Speaker of the House Nancy Pelosi appears to be undaunted by the special election in Massachusetts.
Speaking to reporters on Monday she suggested that even if Republican Scott Brown becomes a Senator from Massachusetts, it "doesn't mean we won't have a health care bill."
Instead, it would simply be "a question about how we would proceed," she explained, according to The San Francisco Chronicle.
"I heard the Republican candidate in Massachusetts say, 'Let's go back to the drawing board,'" Pelodi continued. "The drawing board, for the Republican party, on health care, is to tear it up, throw it away and shred it and never revisit it. This is the opportunity of a generation. If this opportunity is not realized, there won't be health care for every American. There's no back to the drawing board."
Other House Democrats have suggested that budget reconciliation may be used to pass most of the bill, which may later be revisited with legislation to add to the patchwork of reforms.
Rep. Chris Van Hollen (D-MD) said during a Saturday Bloomberg television appearance that House Democrats had "prepared for the process of using reconciliation" even before the Massachusetts Senate seat was in question. He called it "an option."
The White House is also considering a push to have the House vote in favor of the Senate bill, which would bypass the need for another Senate vote, thereby cutting Brown out of the process should he defeat Coakley.
Democrats may also try to lash together a compromise bill and pass it before the victor in Massachusetts is seated in the Senate, though this path may prove most difficult. "Ultimately, rushing a bill through Congress could prove politically damaging to Democrats, giving Republicans the opportunity to accuse them of ignoring the will of voters," writes Lea Winerman at PBS.

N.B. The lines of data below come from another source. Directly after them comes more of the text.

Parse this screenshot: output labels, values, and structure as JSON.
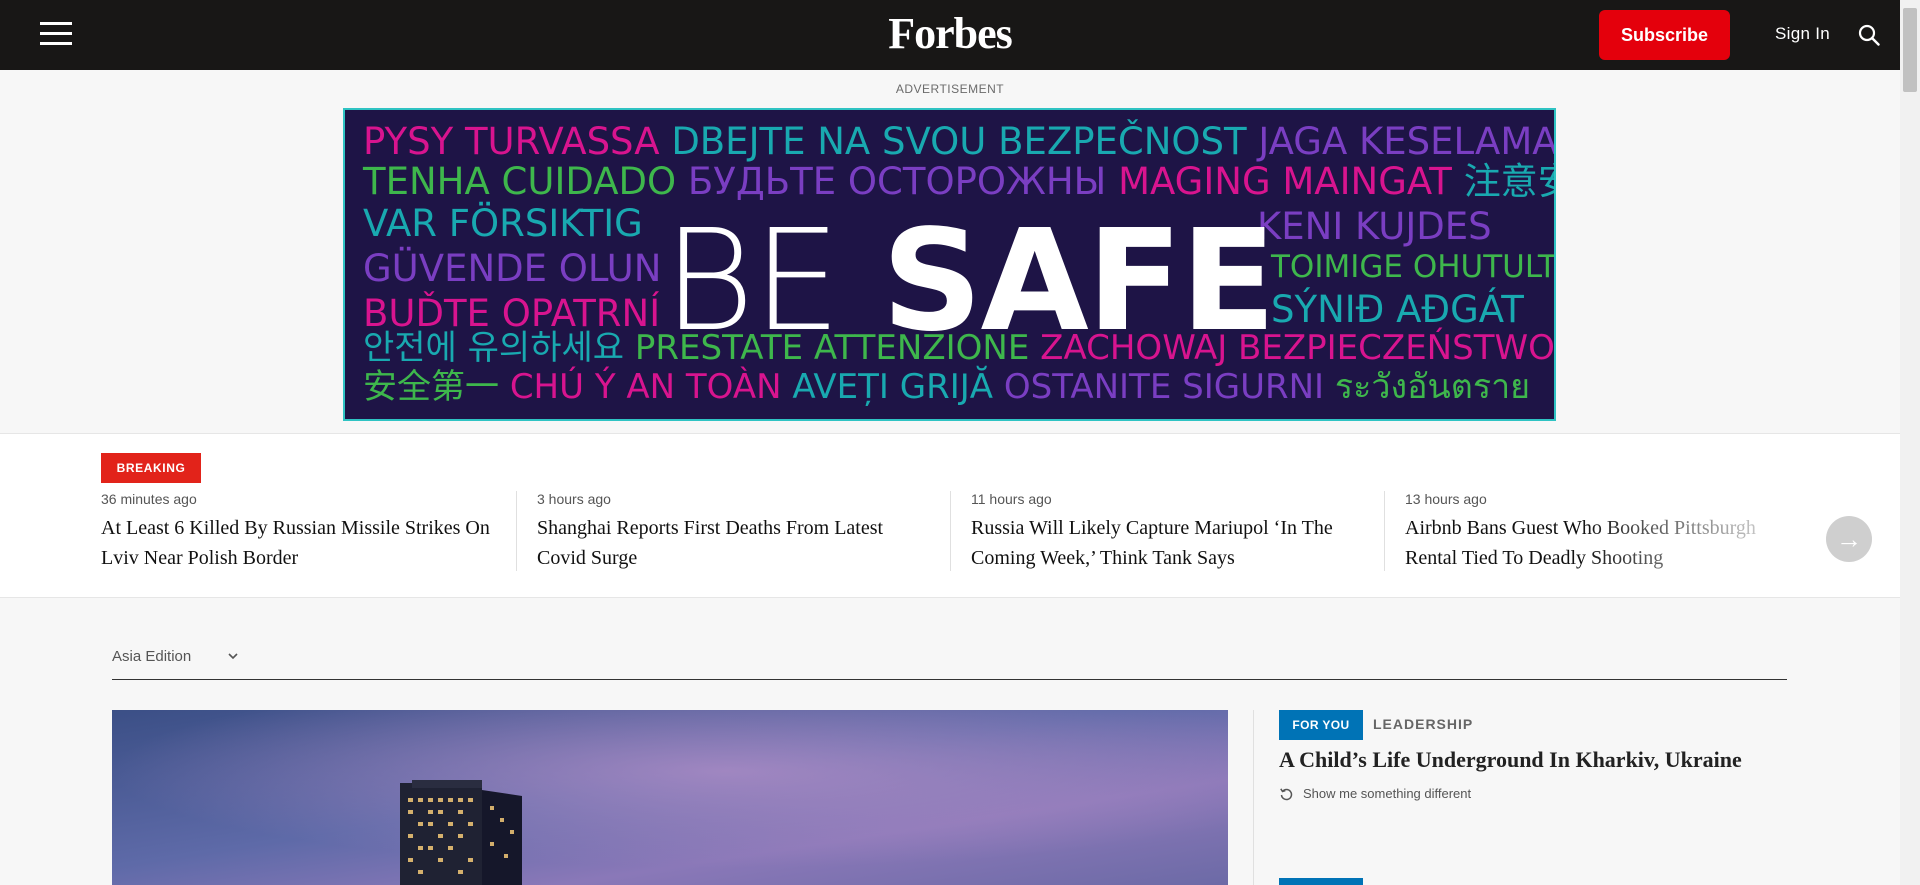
{
  "header": {
    "logo": "Forbes",
    "subscribe_label": "Subscribe",
    "signin_label": "Sign In"
  },
  "ad": {
    "label": "ADVERTISEMENT",
    "rows": [
      [
        "PYSY TURVASSA",
        "DBEJTE NA SVOU BEZPEČNOST",
        "JAGA KESELAMATAN"
      ],
      [
        "TENHA CUIDADO",
        "БУДЬТЕ ОСТОРОЖНЫ",
        "MAGING MAINGAT",
        "注意安全"
      ],
      [
        "VAR FÖRSIKTIG"
      ],
      [
        "GÜVENDE OLUN"
      ],
      [
        "BUĎTE OPATRNÍ"
      ],
      [
        "안전에 유의하세요",
        "PRESTATE ATTENZIONE",
        "ZACHOWAJ BEZPIECZEŃSTWO"
      ],
      [
        "安全第一",
        "CHÚ Ý AN TOÀN",
        "AVEȚI GRIJĂ",
        "OSTANITE SIGURNI",
        "ระวังอันตราย"
      ]
    ],
    "right_words": [
      "KENI KUJDES",
      "TOIMIGE OHUTULT",
      "SÝNIÐ AÐGÁT"
    ],
    "big_be": "BE",
    "big_safe": "SAFE"
  },
  "breaking": {
    "badge": "BREAKING",
    "stories": [
      {
        "time": "36 minutes ago",
        "headline": "At Least 6 Killed By Russian Missile Strikes On Lviv Near Polish Border"
      },
      {
        "time": "3 hours ago",
        "headline": "Shanghai Reports First Deaths From Latest Covid Surge"
      },
      {
        "time": "11 hours ago",
        "headline": "Russia Will Likely Capture Mariupol ‘In The Coming Week,’ Think Tank Says"
      },
      {
        "time": "13 hours ago",
        "headline": "Airbnb Bans Guest Who Booked Pittsburgh Rental Tied To Deadly Shooting"
      }
    ]
  },
  "edition": {
    "selected": "Asia Edition"
  },
  "right_column": {
    "tag": "FOR YOU",
    "category": "LEADERSHIP",
    "headline": "A Child’s Life Underground In Kharkiv, Ukraine",
    "show_different": "Show me something different"
  },
  "icons": [
    "hamburger-menu-icon",
    "search-icon",
    "chevron-down-icon",
    "arrow-right-icon",
    "refresh-icon"
  ],
  "colors": {
    "nav_bg": "#181716",
    "subscribe": "#e4000c",
    "breaking": "#e2231a",
    "for_you": "#0073b6",
    "ad_bg": "#1e1446"
  }
}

As for the White House's plans, "press secretary Robert Gibbs was noncommittal about this so-called Plan B in his comments to reporters aboard Air Force One Sunday night," Politico noted.
"We're focused on two things: ironing out the differences in the bills, which you know the President has spent a lot of time working on over the past few days; and we think Martha Coakley is going to win this race," Gibbs reportedly said.
"Let's remove all doubt, we will have health care -- one way or another," Pelosi told the Chronicle.
This video was published to the Web by The San Francisco Chronicle on Jan. 18, 2010.